**What the exercise asks**:
Output the full listing below exactly, without the pictures.

⁂

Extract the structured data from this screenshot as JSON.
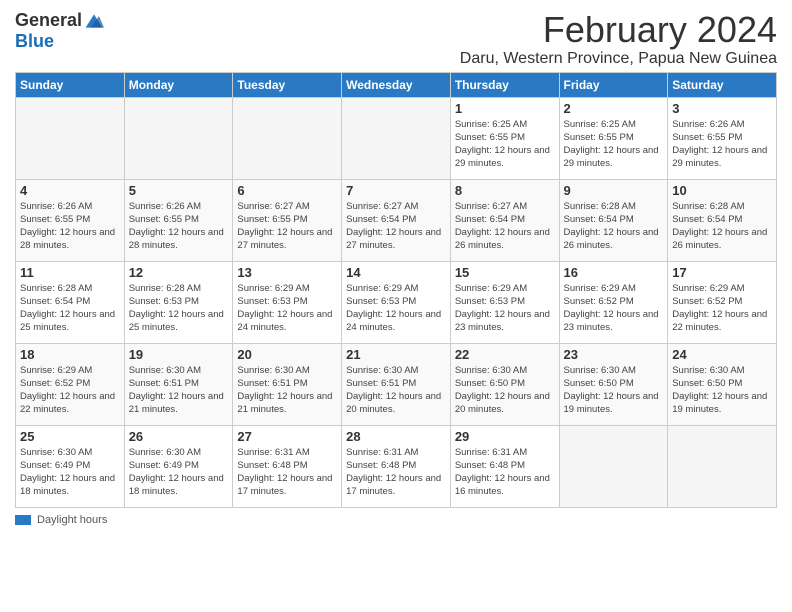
{
  "logo": {
    "general": "General",
    "blue": "Blue"
  },
  "title": {
    "month": "February 2024",
    "location": "Daru, Western Province, Papua New Guinea"
  },
  "days_of_week": [
    "Sunday",
    "Monday",
    "Tuesday",
    "Wednesday",
    "Thursday",
    "Friday",
    "Saturday"
  ],
  "weeks": [
    [
      {
        "day": "",
        "info": ""
      },
      {
        "day": "",
        "info": ""
      },
      {
        "day": "",
        "info": ""
      },
      {
        "day": "",
        "info": ""
      },
      {
        "day": "1",
        "info": "Sunrise: 6:25 AM\nSunset: 6:55 PM\nDaylight: 12 hours and 29 minutes."
      },
      {
        "day": "2",
        "info": "Sunrise: 6:25 AM\nSunset: 6:55 PM\nDaylight: 12 hours and 29 minutes."
      },
      {
        "day": "3",
        "info": "Sunrise: 6:26 AM\nSunset: 6:55 PM\nDaylight: 12 hours and 29 minutes."
      }
    ],
    [
      {
        "day": "4",
        "info": "Sunrise: 6:26 AM\nSunset: 6:55 PM\nDaylight: 12 hours and 28 minutes."
      },
      {
        "day": "5",
        "info": "Sunrise: 6:26 AM\nSunset: 6:55 PM\nDaylight: 12 hours and 28 minutes."
      },
      {
        "day": "6",
        "info": "Sunrise: 6:27 AM\nSunset: 6:55 PM\nDaylight: 12 hours and 27 minutes."
      },
      {
        "day": "7",
        "info": "Sunrise: 6:27 AM\nSunset: 6:54 PM\nDaylight: 12 hours and 27 minutes."
      },
      {
        "day": "8",
        "info": "Sunrise: 6:27 AM\nSunset: 6:54 PM\nDaylight: 12 hours and 26 minutes."
      },
      {
        "day": "9",
        "info": "Sunrise: 6:28 AM\nSunset: 6:54 PM\nDaylight: 12 hours and 26 minutes."
      },
      {
        "day": "10",
        "info": "Sunrise: 6:28 AM\nSunset: 6:54 PM\nDaylight: 12 hours and 26 minutes."
      }
    ],
    [
      {
        "day": "11",
        "info": "Sunrise: 6:28 AM\nSunset: 6:54 PM\nDaylight: 12 hours and 25 minutes."
      },
      {
        "day": "12",
        "info": "Sunrise: 6:28 AM\nSunset: 6:53 PM\nDaylight: 12 hours and 25 minutes."
      },
      {
        "day": "13",
        "info": "Sunrise: 6:29 AM\nSunset: 6:53 PM\nDaylight: 12 hours and 24 minutes."
      },
      {
        "day": "14",
        "info": "Sunrise: 6:29 AM\nSunset: 6:53 PM\nDaylight: 12 hours and 24 minutes."
      },
      {
        "day": "15",
        "info": "Sunrise: 6:29 AM\nSunset: 6:53 PM\nDaylight: 12 hours and 23 minutes."
      },
      {
        "day": "16",
        "info": "Sunrise: 6:29 AM\nSunset: 6:52 PM\nDaylight: 12 hours and 23 minutes."
      },
      {
        "day": "17",
        "info": "Sunrise: 6:29 AM\nSunset: 6:52 PM\nDaylight: 12 hours and 22 minutes."
      }
    ],
    [
      {
        "day": "18",
        "info": "Sunrise: 6:29 AM\nSunset: 6:52 PM\nDaylight: 12 hours and 22 minutes."
      },
      {
        "day": "19",
        "info": "Sunrise: 6:30 AM\nSunset: 6:51 PM\nDaylight: 12 hours and 21 minutes."
      },
      {
        "day": "20",
        "info": "Sunrise: 6:30 AM\nSunset: 6:51 PM\nDaylight: 12 hours and 21 minutes."
      },
      {
        "day": "21",
        "info": "Sunrise: 6:30 AM\nSunset: 6:51 PM\nDaylight: 12 hours and 20 minutes."
      },
      {
        "day": "22",
        "info": "Sunrise: 6:30 AM\nSunset: 6:50 PM\nDaylight: 12 hours and 20 minutes."
      },
      {
        "day": "23",
        "info": "Sunrise: 6:30 AM\nSunset: 6:50 PM\nDaylight: 12 hours and 19 minutes."
      },
      {
        "day": "24",
        "info": "Sunrise: 6:30 AM\nSunset: 6:50 PM\nDaylight: 12 hours and 19 minutes."
      }
    ],
    [
      {
        "day": "25",
        "info": "Sunrise: 6:30 AM\nSunset: 6:49 PM\nDaylight: 12 hours and 18 minutes."
      },
      {
        "day": "26",
        "info": "Sunrise: 6:30 AM\nSunset: 6:49 PM\nDaylight: 12 hours and 18 minutes."
      },
      {
        "day": "27",
        "info": "Sunrise: 6:31 AM\nSunset: 6:48 PM\nDaylight: 12 hours and 17 minutes."
      },
      {
        "day": "28",
        "info": "Sunrise: 6:31 AM\nSunset: 6:48 PM\nDaylight: 12 hours and 17 minutes."
      },
      {
        "day": "29",
        "info": "Sunrise: 6:31 AM\nSunset: 6:48 PM\nDaylight: 12 hours and 16 minutes."
      },
      {
        "day": "",
        "info": ""
      },
      {
        "day": "",
        "info": ""
      }
    ]
  ],
  "footer": {
    "daylight_label": "Daylight hours"
  }
}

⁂

**Response box**:
Extract the structured data from this screenshot as JSON.
{
  "logo": {
    "general": "General",
    "blue": "Blue"
  },
  "title": {
    "month": "February 2024",
    "location": "Daru, Western Province, Papua New Guinea"
  },
  "days_of_week": [
    "Sunday",
    "Monday",
    "Tuesday",
    "Wednesday",
    "Thursday",
    "Friday",
    "Saturday"
  ],
  "weeks": [
    [
      {
        "day": "",
        "info": ""
      },
      {
        "day": "",
        "info": ""
      },
      {
        "day": "",
        "info": ""
      },
      {
        "day": "",
        "info": ""
      },
      {
        "day": "1",
        "info": "Sunrise: 6:25 AM\nSunset: 6:55 PM\nDaylight: 12 hours and 29 minutes."
      },
      {
        "day": "2",
        "info": "Sunrise: 6:25 AM\nSunset: 6:55 PM\nDaylight: 12 hours and 29 minutes."
      },
      {
        "day": "3",
        "info": "Sunrise: 6:26 AM\nSunset: 6:55 PM\nDaylight: 12 hours and 29 minutes."
      }
    ],
    [
      {
        "day": "4",
        "info": "Sunrise: 6:26 AM\nSunset: 6:55 PM\nDaylight: 12 hours and 28 minutes."
      },
      {
        "day": "5",
        "info": "Sunrise: 6:26 AM\nSunset: 6:55 PM\nDaylight: 12 hours and 28 minutes."
      },
      {
        "day": "6",
        "info": "Sunrise: 6:27 AM\nSunset: 6:55 PM\nDaylight: 12 hours and 27 minutes."
      },
      {
        "day": "7",
        "info": "Sunrise: 6:27 AM\nSunset: 6:54 PM\nDaylight: 12 hours and 27 minutes."
      },
      {
        "day": "8",
        "info": "Sunrise: 6:27 AM\nSunset: 6:54 PM\nDaylight: 12 hours and 26 minutes."
      },
      {
        "day": "9",
        "info": "Sunrise: 6:28 AM\nSunset: 6:54 PM\nDaylight: 12 hours and 26 minutes."
      },
      {
        "day": "10",
        "info": "Sunrise: 6:28 AM\nSunset: 6:54 PM\nDaylight: 12 hours and 26 minutes."
      }
    ],
    [
      {
        "day": "11",
        "info": "Sunrise: 6:28 AM\nSunset: 6:54 PM\nDaylight: 12 hours and 25 minutes."
      },
      {
        "day": "12",
        "info": "Sunrise: 6:28 AM\nSunset: 6:53 PM\nDaylight: 12 hours and 25 minutes."
      },
      {
        "day": "13",
        "info": "Sunrise: 6:29 AM\nSunset: 6:53 PM\nDaylight: 12 hours and 24 minutes."
      },
      {
        "day": "14",
        "info": "Sunrise: 6:29 AM\nSunset: 6:53 PM\nDaylight: 12 hours and 24 minutes."
      },
      {
        "day": "15",
        "info": "Sunrise: 6:29 AM\nSunset: 6:53 PM\nDaylight: 12 hours and 23 minutes."
      },
      {
        "day": "16",
        "info": "Sunrise: 6:29 AM\nSunset: 6:52 PM\nDaylight: 12 hours and 23 minutes."
      },
      {
        "day": "17",
        "info": "Sunrise: 6:29 AM\nSunset: 6:52 PM\nDaylight: 12 hours and 22 minutes."
      }
    ],
    [
      {
        "day": "18",
        "info": "Sunrise: 6:29 AM\nSunset: 6:52 PM\nDaylight: 12 hours and 22 minutes."
      },
      {
        "day": "19",
        "info": "Sunrise: 6:30 AM\nSunset: 6:51 PM\nDaylight: 12 hours and 21 minutes."
      },
      {
        "day": "20",
        "info": "Sunrise: 6:30 AM\nSunset: 6:51 PM\nDaylight: 12 hours and 21 minutes."
      },
      {
        "day": "21",
        "info": "Sunrise: 6:30 AM\nSunset: 6:51 PM\nDaylight: 12 hours and 20 minutes."
      },
      {
        "day": "22",
        "info": "Sunrise: 6:30 AM\nSunset: 6:50 PM\nDaylight: 12 hours and 20 minutes."
      },
      {
        "day": "23",
        "info": "Sunrise: 6:30 AM\nSunset: 6:50 PM\nDaylight: 12 hours and 19 minutes."
      },
      {
        "day": "24",
        "info": "Sunrise: 6:30 AM\nSunset: 6:50 PM\nDaylight: 12 hours and 19 minutes."
      }
    ],
    [
      {
        "day": "25",
        "info": "Sunrise: 6:30 AM\nSunset: 6:49 PM\nDaylight: 12 hours and 18 minutes."
      },
      {
        "day": "26",
        "info": "Sunrise: 6:30 AM\nSunset: 6:49 PM\nDaylight: 12 hours and 18 minutes."
      },
      {
        "day": "27",
        "info": "Sunrise: 6:31 AM\nSunset: 6:48 PM\nDaylight: 12 hours and 17 minutes."
      },
      {
        "day": "28",
        "info": "Sunrise: 6:31 AM\nSunset: 6:48 PM\nDaylight: 12 hours and 17 minutes."
      },
      {
        "day": "29",
        "info": "Sunrise: 6:31 AM\nSunset: 6:48 PM\nDaylight: 12 hours and 16 minutes."
      },
      {
        "day": "",
        "info": ""
      },
      {
        "day": "",
        "info": ""
      }
    ]
  ],
  "footer": {
    "daylight_label": "Daylight hours"
  }
}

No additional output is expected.